> **Task to carry out**
Determine how many lines of the entries include the word "дома", and report that number with no further text.

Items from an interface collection
>>>>

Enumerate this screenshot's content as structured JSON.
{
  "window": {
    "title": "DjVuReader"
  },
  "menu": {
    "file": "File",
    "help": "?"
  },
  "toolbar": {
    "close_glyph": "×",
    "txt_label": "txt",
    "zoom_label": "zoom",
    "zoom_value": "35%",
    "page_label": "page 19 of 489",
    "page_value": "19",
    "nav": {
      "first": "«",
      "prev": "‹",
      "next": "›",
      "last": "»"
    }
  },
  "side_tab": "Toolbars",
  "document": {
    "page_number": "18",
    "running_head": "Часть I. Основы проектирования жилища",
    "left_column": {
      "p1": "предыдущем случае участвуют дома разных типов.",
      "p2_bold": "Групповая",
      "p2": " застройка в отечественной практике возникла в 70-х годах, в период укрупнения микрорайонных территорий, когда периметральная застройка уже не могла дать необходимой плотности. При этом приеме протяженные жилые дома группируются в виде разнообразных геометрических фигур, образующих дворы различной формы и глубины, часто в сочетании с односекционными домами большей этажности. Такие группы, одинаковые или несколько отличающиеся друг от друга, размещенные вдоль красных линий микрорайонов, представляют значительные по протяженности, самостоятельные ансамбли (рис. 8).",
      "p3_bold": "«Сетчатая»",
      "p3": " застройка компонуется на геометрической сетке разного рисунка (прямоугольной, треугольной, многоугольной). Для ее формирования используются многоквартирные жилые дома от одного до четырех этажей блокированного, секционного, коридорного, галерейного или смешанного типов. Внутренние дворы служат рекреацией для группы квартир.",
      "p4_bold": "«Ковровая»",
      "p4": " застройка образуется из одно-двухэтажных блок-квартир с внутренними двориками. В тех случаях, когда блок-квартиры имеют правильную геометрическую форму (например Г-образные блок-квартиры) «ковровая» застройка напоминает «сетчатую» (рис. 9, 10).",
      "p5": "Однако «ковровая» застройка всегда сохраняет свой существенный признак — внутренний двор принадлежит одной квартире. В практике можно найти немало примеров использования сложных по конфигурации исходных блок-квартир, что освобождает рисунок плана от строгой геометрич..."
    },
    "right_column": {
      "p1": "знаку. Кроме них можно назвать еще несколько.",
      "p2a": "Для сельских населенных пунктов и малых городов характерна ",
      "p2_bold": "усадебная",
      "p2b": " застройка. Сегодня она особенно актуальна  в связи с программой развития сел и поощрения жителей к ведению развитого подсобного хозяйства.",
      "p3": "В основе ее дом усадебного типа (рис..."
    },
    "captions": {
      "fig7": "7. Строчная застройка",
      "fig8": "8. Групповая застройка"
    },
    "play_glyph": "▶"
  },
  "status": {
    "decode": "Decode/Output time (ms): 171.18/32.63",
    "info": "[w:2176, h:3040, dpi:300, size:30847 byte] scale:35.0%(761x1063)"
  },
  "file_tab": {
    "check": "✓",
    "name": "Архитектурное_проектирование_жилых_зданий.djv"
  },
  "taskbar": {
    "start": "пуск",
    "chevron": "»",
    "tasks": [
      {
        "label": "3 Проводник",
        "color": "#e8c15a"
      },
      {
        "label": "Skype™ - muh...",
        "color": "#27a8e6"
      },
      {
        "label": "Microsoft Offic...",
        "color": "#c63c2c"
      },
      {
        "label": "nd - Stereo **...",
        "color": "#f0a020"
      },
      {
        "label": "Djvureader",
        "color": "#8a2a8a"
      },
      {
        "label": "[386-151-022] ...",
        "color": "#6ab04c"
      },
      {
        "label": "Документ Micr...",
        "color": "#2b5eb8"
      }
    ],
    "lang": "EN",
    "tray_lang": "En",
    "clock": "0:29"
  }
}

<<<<

> **Reply**
3